Venezuela’s opposition has called for a 24-hour strike on Thursday in protest against President Nicolas Maduro’s plans for a new constituent assembly.
In a statement, leaders said 7.6 million people had taken part in Sunday’s opposition-organised referendum on the plans.
They also announced they would name new Supreme Court judges.
The controversial assembly would have power to scrap the National Assembly and rewrite the constitution.
Opposition parties control the National Assembly and are calling for fresh elections before Mr Maduro’s term expires in early 2019.
“It is time for zero hour,” said opposition leader Freddy Guevara, speaking on behalf of the Democratic Unity coalition (MUD).
The government has dismissed Sunday’s referendum as illegal and politically irrelevant.
Academics who monitored the poll said that nearly all those who voted rejected the new assembly proposed by Mr Maduro and backed a call for elections before 2019.
Mr Guevara said the Venezuelan people had given a mandate, rejecting “the fraudulent proposal of Nicolas Maduro”.
“The regime must understand that we won’t allow the destruction of Venezuela to happen,” he said.
“The government must pull out its proposal of constitutional fraud.”
President Maduro’s plan will see a vote on 30 July for the new constituent assembly.

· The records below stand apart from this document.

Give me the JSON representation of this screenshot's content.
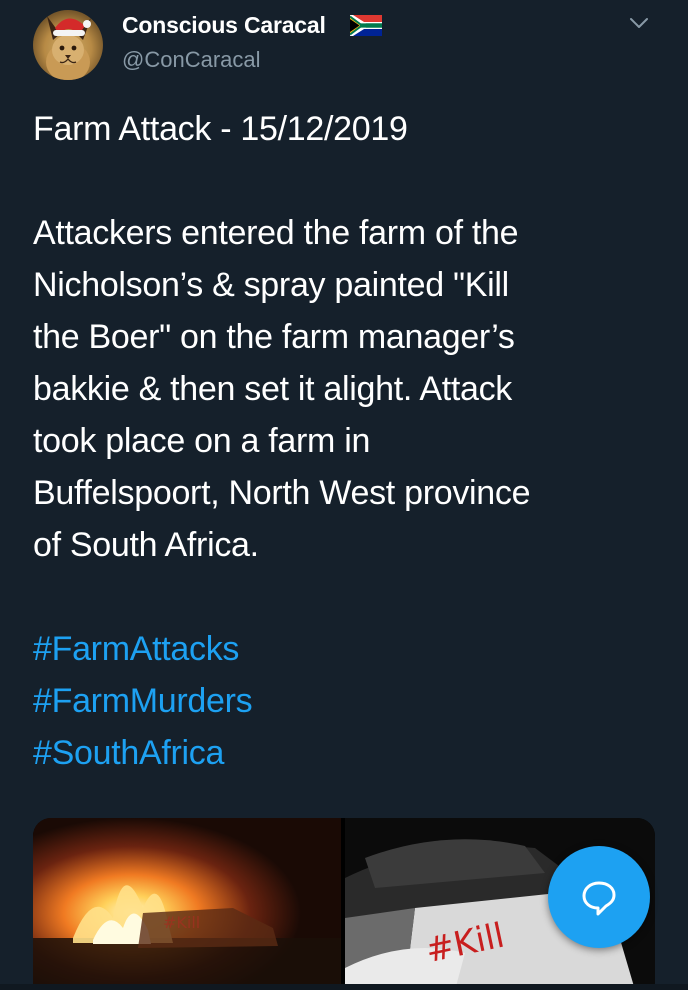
{
  "user": {
    "display_name": "Conscious Caracal",
    "handle": "@ConCaracal",
    "flag_icon": "south-africa-flag-icon",
    "avatar_icon": "caracal-santa-hat-avatar"
  },
  "tweet": {
    "title_line": "Farm Attack - 15/12/2019",
    "body_lines": [
      "Attackers entered the farm of the",
      "Nicholson’s & spray painted \"Kill",
      "the Boer\" on the farm manager’s",
      "bakkie & then set it alight. Attack",
      "took place on a farm in",
      "Buffelspoort, North West province",
      "of South Africa."
    ],
    "hashtags": [
      "#FarmAttacks",
      "#FarmMurders",
      "#SouthAfrica"
    ]
  },
  "media": {
    "photos": [
      {
        "icon": "burning-vehicle-photo"
      },
      {
        "icon": "burnt-vehicle-graffiti-photo"
      }
    ]
  },
  "actions": {
    "menu_icon": "chevron-down-icon",
    "compose_icon": "speech-bubble-icon"
  },
  "colors": {
    "background": "#15202b",
    "accent": "#1da1f2",
    "secondary_text": "#8899a6"
  }
}
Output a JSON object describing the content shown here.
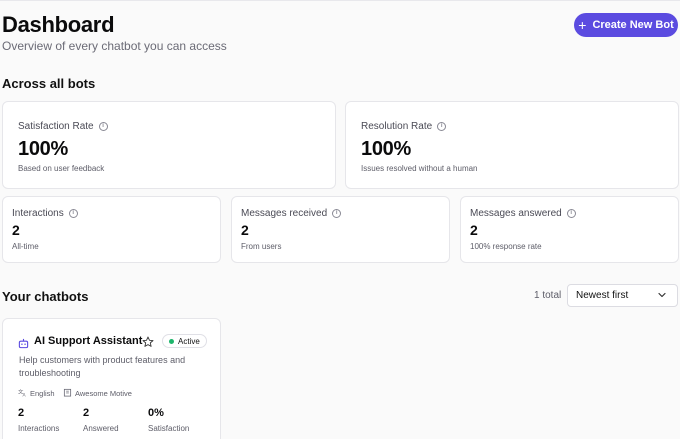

Its 545 members will have the power to dissolve state institutions, including the National Assembly, where opposition parties are in the majority.